The Institute of Medicine report, which was requested by the Defense Department, found about 20 percent of active duty service members say they engaged in heavy drinking in 2008, the latest year for which data is available. The Associated Press reports binge drinking increased from 35 percent in 1998, to 47 percent a decade later.

The report also found the rate of prescription drug abuse is on the rise. In 2002, an estimated 2 percent of active-duty personnel said they misused prescription drugs, compared with 11 percent in 2008.

“We commend the steps that the Department of Defense and individual service branches have recently taken to improve prevention and care for substance use disorders, but the armed forces face many ongoing challenges,” Charles P. O’Brien of the University of Pennsylvania, who chaired the committee that wrote the report, said in a news release. “Better care for service members and their families is hampered by inadequate prevention strategies, staffing shortages, lack of coverage for services that are proved to work, and stigma associated with these disorders. This report recommends solutions to address each of these concerns.”

O’Brien said military doctors tend to be reluctant to prescribe medications to treat addiction. “Modern treatment of substance abuse does involve medications.
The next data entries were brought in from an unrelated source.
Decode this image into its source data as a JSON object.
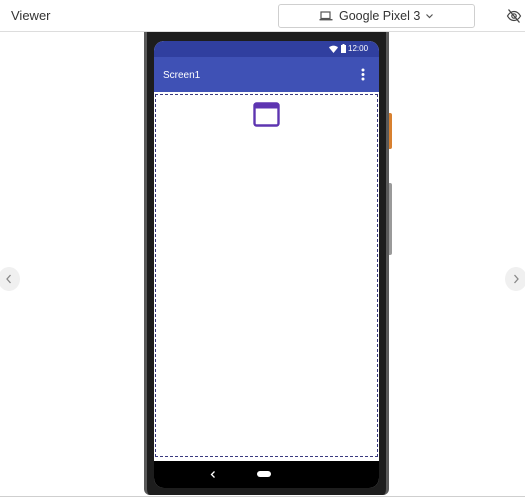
{
  "viewer": {
    "title": "Viewer",
    "device_select": {
      "value": "Google Pixel 3",
      "icon": "device-icon"
    },
    "visibility_toggle_icon": "eye-slash-icon"
  },
  "phone": {
    "status_bar": {
      "time": "12:00",
      "icons": [
        "wifi-icon",
        "battery-icon"
      ]
    },
    "app_bar": {
      "title": "Screen1",
      "menu_icon": "overflow-menu-icon"
    },
    "canvas": {
      "component_icons": [
        "window-component-icon"
      ]
    },
    "nav_bar": {
      "buttons": [
        "back-icon",
        "home-icon"
      ]
    }
  },
  "colors": {
    "status_bar": "#303f9f",
    "app_bar": "#3f51b5",
    "component_icon": "#5e35b1",
    "power_button": "#d8802f"
  }
}
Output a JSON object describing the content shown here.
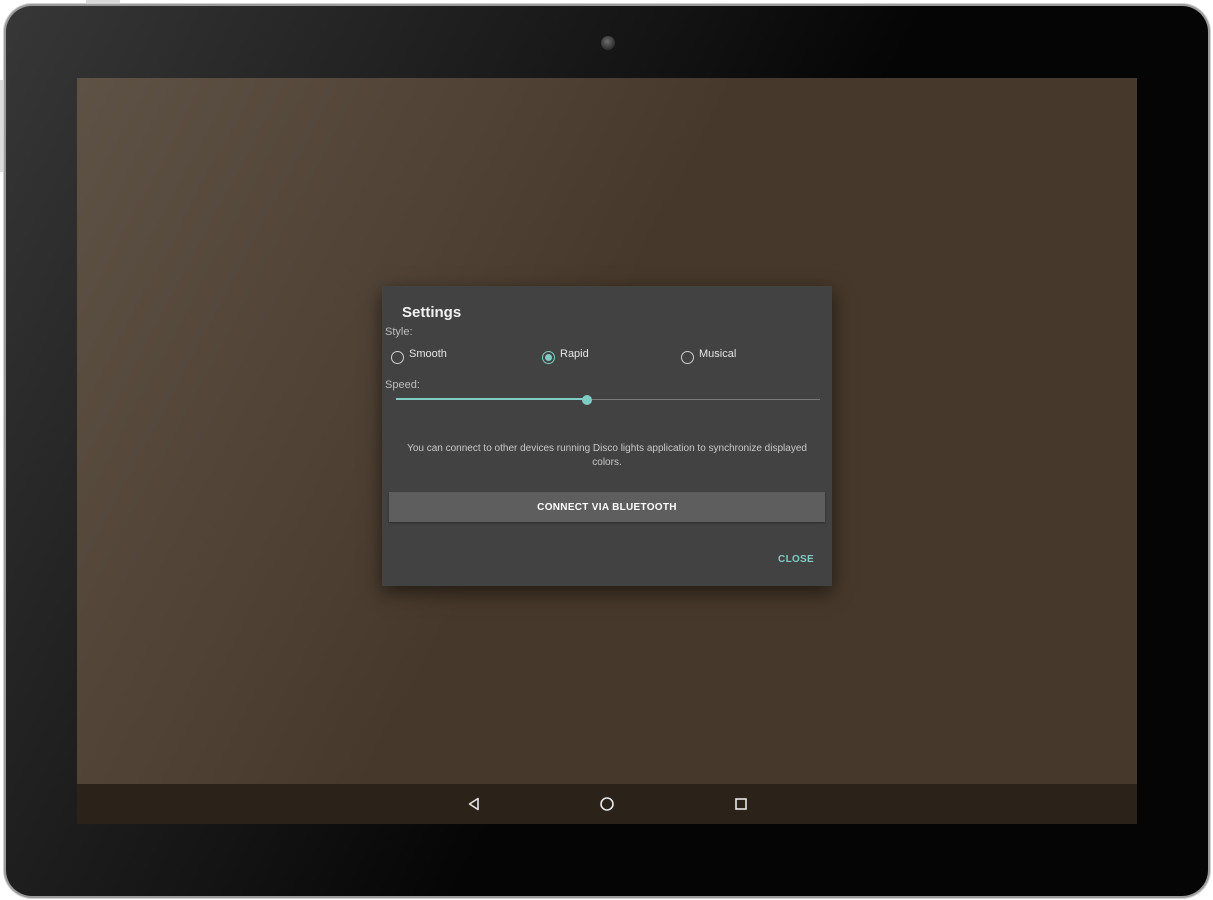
{
  "dialog": {
    "title": "Settings",
    "style_label": "Style:",
    "style_options": [
      {
        "label": "Smooth",
        "selected": false
      },
      {
        "label": "Rapid",
        "selected": true
      },
      {
        "label": "Musical",
        "selected": false
      }
    ],
    "speed_label": "Speed:",
    "speed_value": 0.45,
    "info_text": "You can connect to other devices running Disco lights application to synchronize displayed colors.",
    "connect_button_label": "CONNECT VIA BLUETOOTH",
    "close_button_label": "CLOSE"
  },
  "navigation": {
    "icons": [
      "back-triangle-icon",
      "home-circle-icon",
      "recents-square-icon"
    ]
  },
  "colors": {
    "accent": "#80cbc4",
    "dialog_background": "#424242",
    "screen_background": "#46382a",
    "navbar_background": "#2b2219"
  }
}
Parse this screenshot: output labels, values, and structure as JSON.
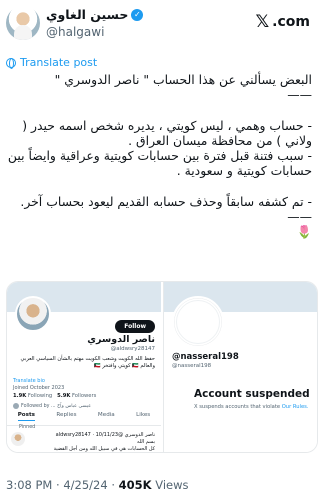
{
  "author": {
    "display_name": "حسين الغاوي",
    "handle": "@halgawi",
    "verified_icon": "verified-badge-icon"
  },
  "brand": {
    "logo_icon": "x-logo-icon",
    "site": ".com"
  },
  "translate_label": "Translate post",
  "tweet_text": "البعض يسألني عن هذا الحساب \" ناصر الدوسري \"\n——\n\n- حساب وهمي ، ليس كويتي ، يديره شخص اسمه حيدر ( ولاني ) من محافظة ميسان العراق .\n- سبب فتنة قبل فترة بين حسابات كويتية وعراقية وايضاً بين حسابات كويتية و سعودية .\n\n- تم كشفه سابقاً وحذف حسابه القديم ليعود بحساب آخر.\n——\n🌷",
  "left_screenshot": {
    "follow_label": "Follow",
    "name": "ناصر الدوسري",
    "handle": "@aldwsry28147",
    "bio": "حفظ الله الكويت وشعب الكويت مهتم بالشأن السياسي العربي\nوالعالم 🇰🇼 كويتي وافتخر 🇰🇼",
    "translate_bio": "Translate bio",
    "joined": "Joined October 2023",
    "following_count": "1.9K",
    "following_label": "Following",
    "followers_count": "5.9K",
    "followers_label": "Followers",
    "followed_by": "Followed by ... عيسى عباس وآخ",
    "tabs": [
      "Posts",
      "Replies",
      "Media",
      "Likes"
    ],
    "pinned_label": "Pinned",
    "pinned_post_header": "ناصر الدوسري @aldwsry28147 · 10/11/23",
    "pinned_post_text": "بسم الله\nكل الحسابات هي في سبيل الله ومن أجل القضية\nالفلسطينية"
  },
  "right_screenshot": {
    "name": "@nasseral198",
    "handle": "@nasseral198",
    "suspended_title": "Account suspended",
    "suspended_desc": "X suspends accounts that violate",
    "suspended_link": "Our Rules."
  },
  "meta": {
    "time": "3:08 PM",
    "date": "4/25/24",
    "views_count": "405K",
    "views_label": "Views"
  }
}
There are FDA-approved, effective medications that could be used and should be used much more than they are,” he said.

He added that the military tends to rely too much on hospitalization and in-patient rehabilitation, instead of outpatient treatment. The report also called for updated training for military counselors.

The report recommended integrating prevention and treatment efforts more into primary health care, to reduce the stigma associated with seeking help for substance abuse. The military also should do more to preserve the confidentiality of those seeking assistance, the report noted.

    User Picture

    Dick B.

    September 18, 2012 at 5:05 PM

    Congratulations on this article regarding the drinking problems in the military AND among the veterans. As one who is focused on why early A.A. succeeded, and who has sponsored many men who have a military and then a vet background, I’ll put in a plea for recognition of the role God, His Son Jesus Christ, and the Bible have played in recovery. Originally, folks recognized that alcoholics were “medically incurable.” For that malady, Christian organizations like the YMCA, rescue missions, Salvation Army, and early A.A. emphasized the need for God’s help. Let’s view A.A. History as a success factor instead of a past to be shelved. And we start with two approaches–the Bible and AA; and Let the doctors and the hospitals play their role. But remember the long history of success by one believing drunk helping another to believe and succeed. God Bless, Dick B.

Leave a Comment

Please leave a comment below to contribute to the discussion. If you have a specific question, please contact a Parent Specialist, who will provide you with one-on-one help.

Your email address will not be published. Required fields are marked *